* TASK:
Where a line holds the word "your", copy that line from the data below.

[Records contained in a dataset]
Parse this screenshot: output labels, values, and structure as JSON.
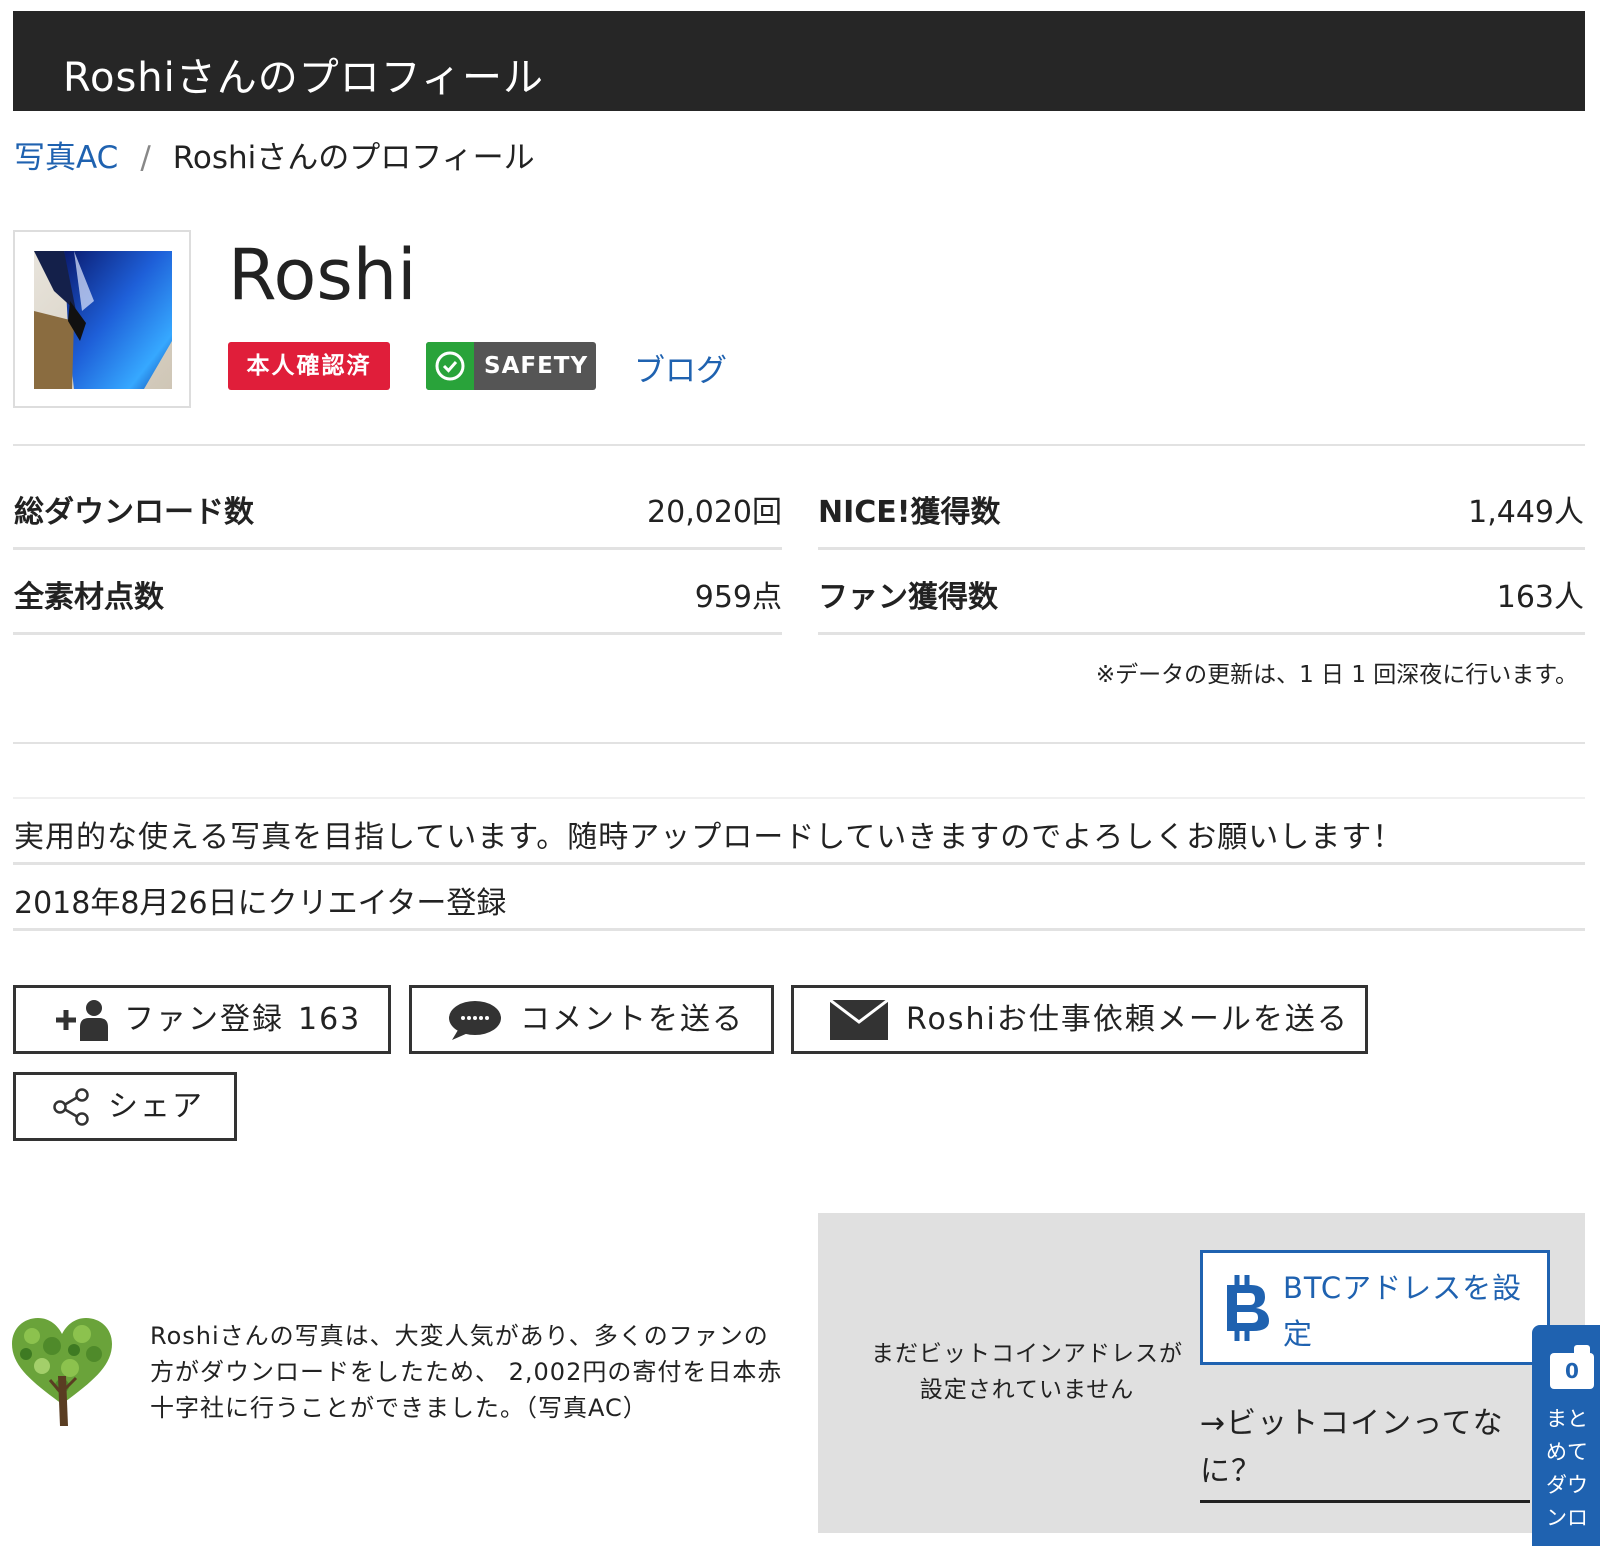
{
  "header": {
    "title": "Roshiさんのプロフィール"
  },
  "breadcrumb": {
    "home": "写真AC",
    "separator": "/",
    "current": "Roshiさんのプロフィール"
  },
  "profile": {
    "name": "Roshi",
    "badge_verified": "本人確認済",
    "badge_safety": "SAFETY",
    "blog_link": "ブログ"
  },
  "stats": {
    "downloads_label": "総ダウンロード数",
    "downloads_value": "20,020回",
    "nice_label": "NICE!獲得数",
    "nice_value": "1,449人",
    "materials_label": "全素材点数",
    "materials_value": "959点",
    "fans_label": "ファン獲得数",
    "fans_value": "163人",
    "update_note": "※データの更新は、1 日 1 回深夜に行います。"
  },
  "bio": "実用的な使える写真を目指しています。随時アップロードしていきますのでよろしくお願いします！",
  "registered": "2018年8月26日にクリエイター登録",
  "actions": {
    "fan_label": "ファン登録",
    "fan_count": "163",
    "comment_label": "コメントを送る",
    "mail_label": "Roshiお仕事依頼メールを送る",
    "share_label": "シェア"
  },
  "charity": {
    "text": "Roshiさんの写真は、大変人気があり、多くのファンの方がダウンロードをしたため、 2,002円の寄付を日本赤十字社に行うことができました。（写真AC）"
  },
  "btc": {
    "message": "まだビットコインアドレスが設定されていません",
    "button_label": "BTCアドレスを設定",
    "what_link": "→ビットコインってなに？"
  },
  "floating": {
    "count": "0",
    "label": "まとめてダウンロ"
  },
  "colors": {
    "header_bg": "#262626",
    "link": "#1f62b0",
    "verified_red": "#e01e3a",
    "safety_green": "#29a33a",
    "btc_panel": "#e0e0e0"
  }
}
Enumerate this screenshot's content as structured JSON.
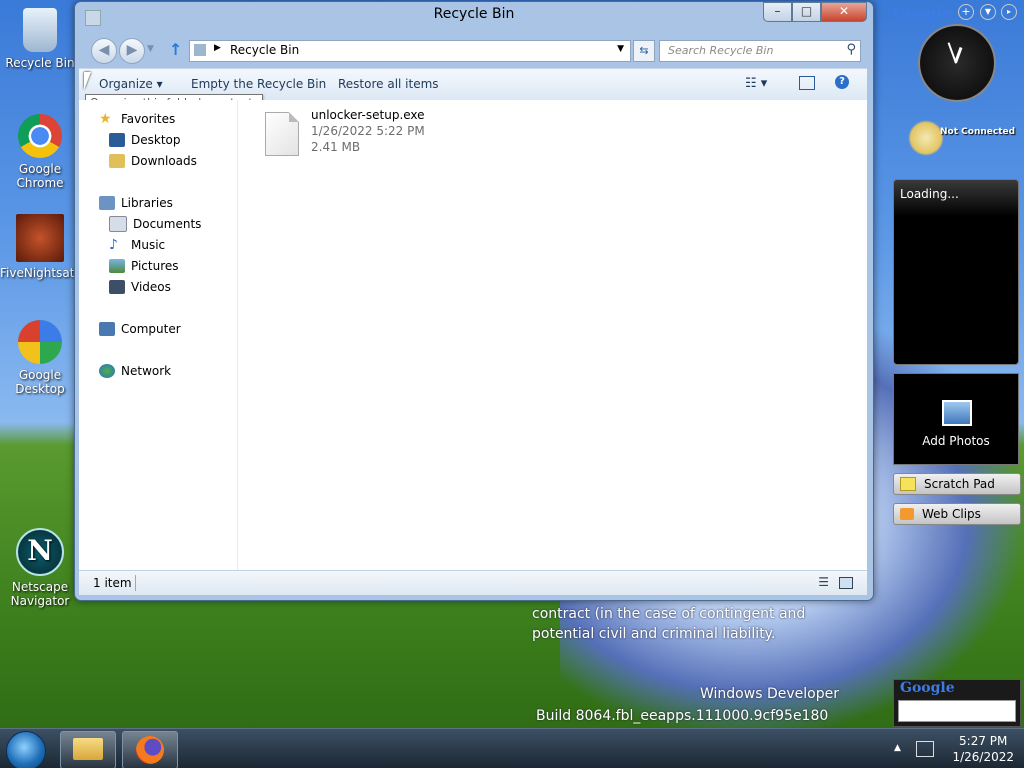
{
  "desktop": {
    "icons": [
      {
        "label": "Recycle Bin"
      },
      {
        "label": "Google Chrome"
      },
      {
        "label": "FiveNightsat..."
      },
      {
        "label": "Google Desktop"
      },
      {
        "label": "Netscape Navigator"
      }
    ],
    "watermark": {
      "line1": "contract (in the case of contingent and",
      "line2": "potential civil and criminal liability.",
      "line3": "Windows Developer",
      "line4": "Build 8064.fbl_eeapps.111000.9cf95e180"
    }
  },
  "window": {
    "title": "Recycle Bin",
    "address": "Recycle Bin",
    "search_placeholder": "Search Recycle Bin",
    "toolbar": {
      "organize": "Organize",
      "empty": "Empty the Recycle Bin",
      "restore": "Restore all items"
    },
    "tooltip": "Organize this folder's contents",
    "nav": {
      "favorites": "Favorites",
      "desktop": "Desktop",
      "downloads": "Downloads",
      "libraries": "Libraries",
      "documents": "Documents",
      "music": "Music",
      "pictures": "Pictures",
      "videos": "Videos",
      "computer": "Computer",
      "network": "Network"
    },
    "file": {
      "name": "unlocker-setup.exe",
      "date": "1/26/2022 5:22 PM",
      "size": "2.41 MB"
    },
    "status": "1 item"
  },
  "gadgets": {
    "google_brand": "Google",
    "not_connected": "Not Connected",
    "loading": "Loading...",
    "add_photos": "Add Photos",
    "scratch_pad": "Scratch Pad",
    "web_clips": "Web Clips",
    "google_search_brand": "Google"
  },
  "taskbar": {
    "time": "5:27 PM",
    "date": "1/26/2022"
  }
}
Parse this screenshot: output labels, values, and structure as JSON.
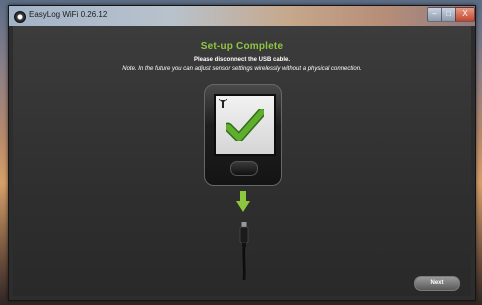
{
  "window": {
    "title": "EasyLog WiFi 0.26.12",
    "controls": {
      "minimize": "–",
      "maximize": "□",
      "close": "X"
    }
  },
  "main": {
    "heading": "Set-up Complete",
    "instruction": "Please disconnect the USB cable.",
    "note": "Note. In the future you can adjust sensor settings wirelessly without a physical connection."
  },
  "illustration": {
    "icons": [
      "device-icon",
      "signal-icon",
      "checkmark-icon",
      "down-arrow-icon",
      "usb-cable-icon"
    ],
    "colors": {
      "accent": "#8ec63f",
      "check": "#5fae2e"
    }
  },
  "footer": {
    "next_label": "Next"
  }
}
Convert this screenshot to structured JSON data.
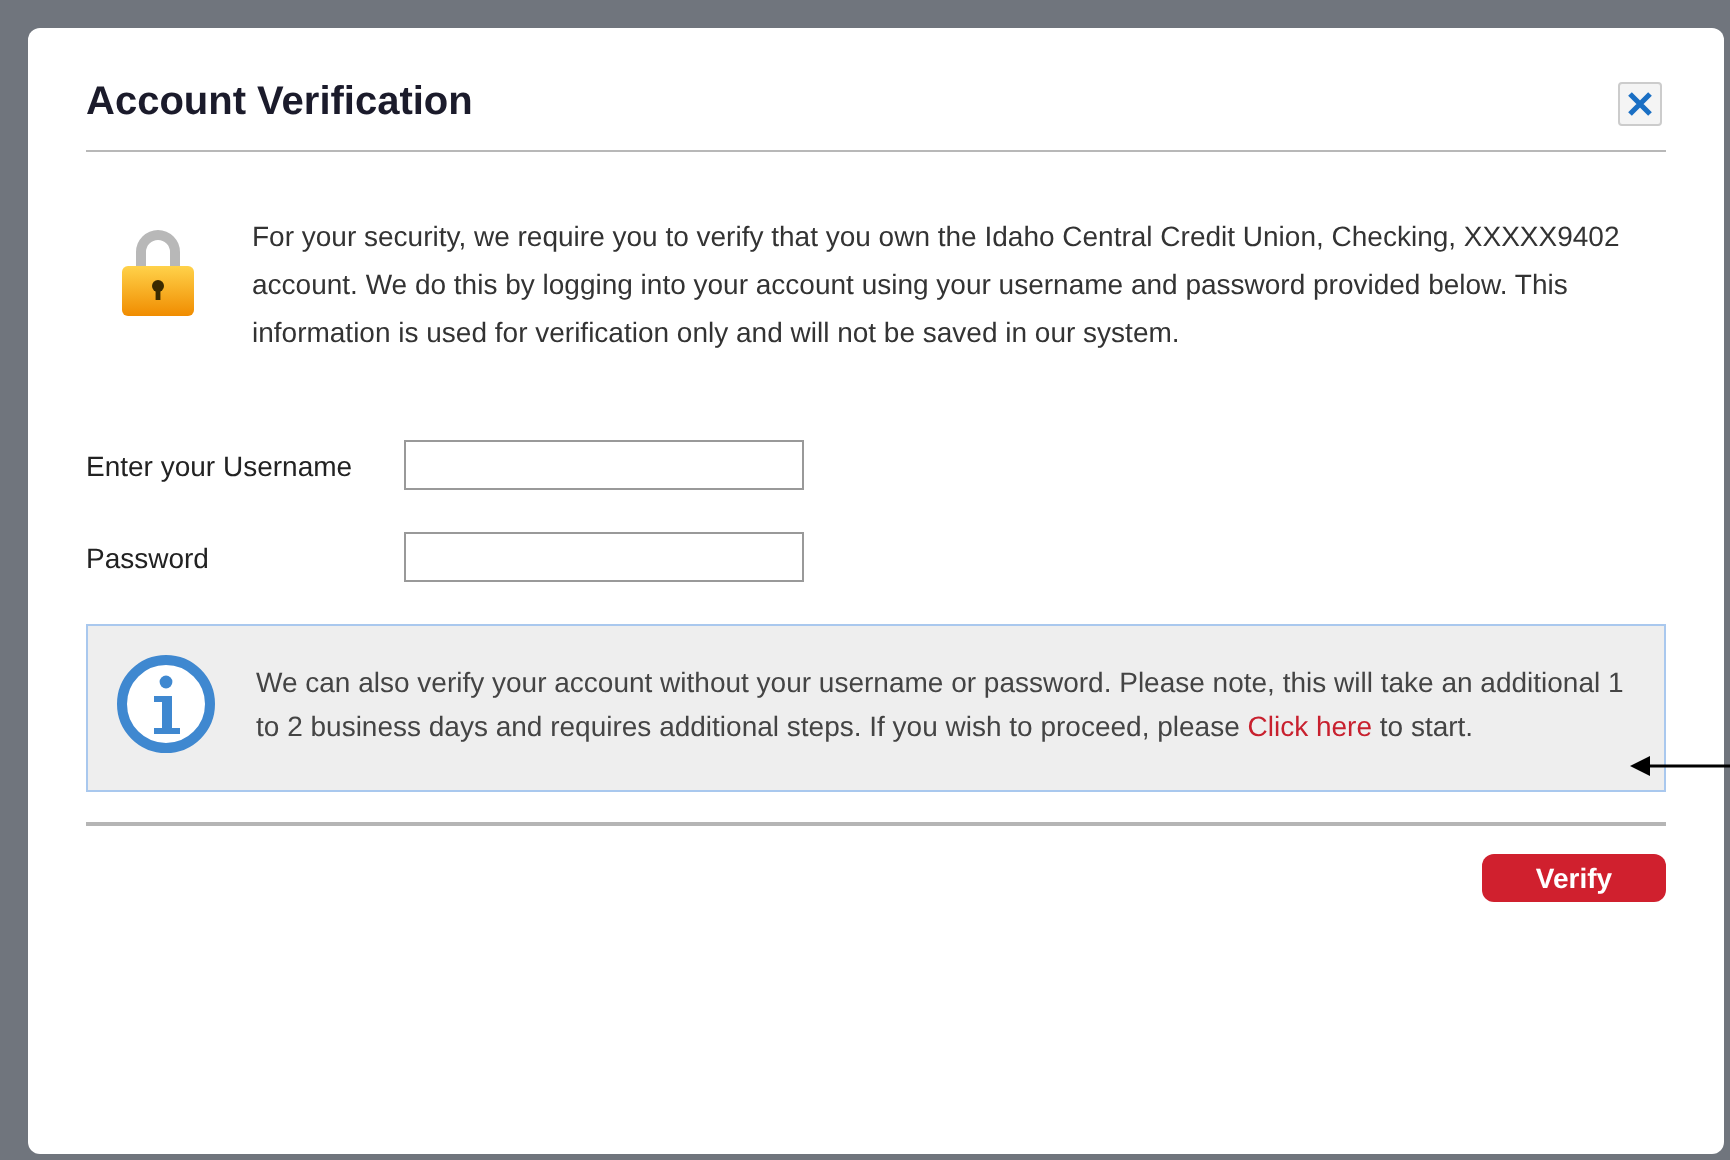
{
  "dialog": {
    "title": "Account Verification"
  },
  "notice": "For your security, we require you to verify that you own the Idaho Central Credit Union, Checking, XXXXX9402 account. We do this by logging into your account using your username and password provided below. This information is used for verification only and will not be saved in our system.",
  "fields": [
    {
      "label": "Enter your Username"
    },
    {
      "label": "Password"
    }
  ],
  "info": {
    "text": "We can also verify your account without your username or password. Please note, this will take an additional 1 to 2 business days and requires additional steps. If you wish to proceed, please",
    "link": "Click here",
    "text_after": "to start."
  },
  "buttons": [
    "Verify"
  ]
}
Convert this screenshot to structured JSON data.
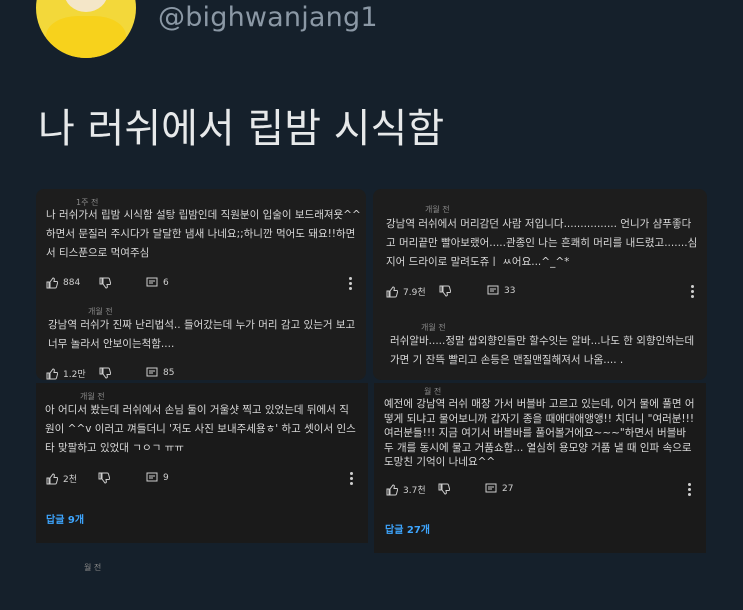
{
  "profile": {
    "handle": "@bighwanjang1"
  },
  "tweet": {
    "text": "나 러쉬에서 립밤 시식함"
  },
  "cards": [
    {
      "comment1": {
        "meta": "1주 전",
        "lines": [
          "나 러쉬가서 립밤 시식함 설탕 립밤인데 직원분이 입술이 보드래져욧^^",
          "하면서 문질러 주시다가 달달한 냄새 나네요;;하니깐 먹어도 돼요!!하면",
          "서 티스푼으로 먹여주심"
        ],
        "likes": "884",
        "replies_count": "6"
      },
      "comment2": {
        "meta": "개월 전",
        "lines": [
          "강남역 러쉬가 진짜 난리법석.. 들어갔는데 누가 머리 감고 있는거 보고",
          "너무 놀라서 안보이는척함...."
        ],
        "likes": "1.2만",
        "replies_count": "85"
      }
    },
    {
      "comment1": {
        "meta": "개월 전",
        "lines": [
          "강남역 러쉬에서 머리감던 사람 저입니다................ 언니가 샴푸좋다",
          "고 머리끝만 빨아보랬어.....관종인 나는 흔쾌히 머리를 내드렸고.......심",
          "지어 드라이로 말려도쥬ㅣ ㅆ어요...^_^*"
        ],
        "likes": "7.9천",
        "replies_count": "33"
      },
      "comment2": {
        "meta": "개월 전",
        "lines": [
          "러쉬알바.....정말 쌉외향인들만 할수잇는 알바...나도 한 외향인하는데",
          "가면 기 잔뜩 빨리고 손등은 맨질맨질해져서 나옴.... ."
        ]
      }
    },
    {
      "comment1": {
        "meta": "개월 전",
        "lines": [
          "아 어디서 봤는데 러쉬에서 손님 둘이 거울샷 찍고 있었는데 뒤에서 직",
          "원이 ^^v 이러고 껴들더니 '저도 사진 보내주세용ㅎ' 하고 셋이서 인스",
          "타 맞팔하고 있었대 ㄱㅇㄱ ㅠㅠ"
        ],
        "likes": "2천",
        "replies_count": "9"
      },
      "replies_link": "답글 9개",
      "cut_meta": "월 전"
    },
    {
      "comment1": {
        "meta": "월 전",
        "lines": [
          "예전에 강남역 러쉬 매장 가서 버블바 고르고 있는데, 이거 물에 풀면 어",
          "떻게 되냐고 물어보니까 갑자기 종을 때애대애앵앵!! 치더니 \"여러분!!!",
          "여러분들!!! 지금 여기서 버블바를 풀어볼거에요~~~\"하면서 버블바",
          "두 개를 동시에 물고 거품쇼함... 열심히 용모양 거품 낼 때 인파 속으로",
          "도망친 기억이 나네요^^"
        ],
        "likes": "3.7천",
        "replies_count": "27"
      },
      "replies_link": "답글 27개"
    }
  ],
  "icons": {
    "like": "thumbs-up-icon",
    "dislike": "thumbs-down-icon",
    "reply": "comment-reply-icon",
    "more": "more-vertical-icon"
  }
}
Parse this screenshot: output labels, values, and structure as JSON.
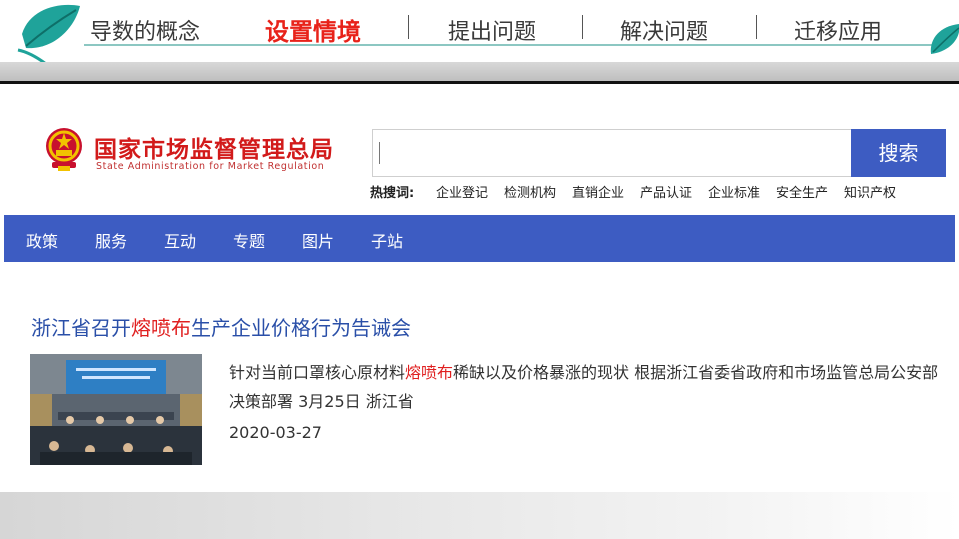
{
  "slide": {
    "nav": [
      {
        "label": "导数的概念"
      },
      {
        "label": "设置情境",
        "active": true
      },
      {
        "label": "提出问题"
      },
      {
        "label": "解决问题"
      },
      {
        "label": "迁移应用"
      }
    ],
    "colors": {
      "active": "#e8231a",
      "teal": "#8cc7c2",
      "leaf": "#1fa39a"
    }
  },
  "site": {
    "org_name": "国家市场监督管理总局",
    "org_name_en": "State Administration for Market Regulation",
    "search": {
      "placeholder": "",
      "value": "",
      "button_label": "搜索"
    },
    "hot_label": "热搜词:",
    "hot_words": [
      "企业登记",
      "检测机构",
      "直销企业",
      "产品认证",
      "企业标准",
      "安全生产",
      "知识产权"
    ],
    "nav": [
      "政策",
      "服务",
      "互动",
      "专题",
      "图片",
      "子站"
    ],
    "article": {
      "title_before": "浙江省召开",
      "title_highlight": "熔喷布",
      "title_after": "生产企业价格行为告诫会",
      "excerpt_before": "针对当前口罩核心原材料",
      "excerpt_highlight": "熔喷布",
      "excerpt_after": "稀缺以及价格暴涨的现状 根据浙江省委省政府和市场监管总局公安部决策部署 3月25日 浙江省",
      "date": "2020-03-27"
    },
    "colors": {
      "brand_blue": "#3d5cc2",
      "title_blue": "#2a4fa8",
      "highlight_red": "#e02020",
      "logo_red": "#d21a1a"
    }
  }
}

* RESPONSE TO THIS EXERCISE:
  "notice": "For your security, we require you to verify that you own the Idaho Central Credit Union, Checking, XXXXX9402 account. We do this by logging into your account using your username and password provided below. This information is used for verification only and will not be saved in our system.",
      "label": "Enter your Username"
    "text": "We can also verify your account without your username or password. Please note, this will take an additional 1 to 2 business days and requires additional steps. If you wish to proceed, please",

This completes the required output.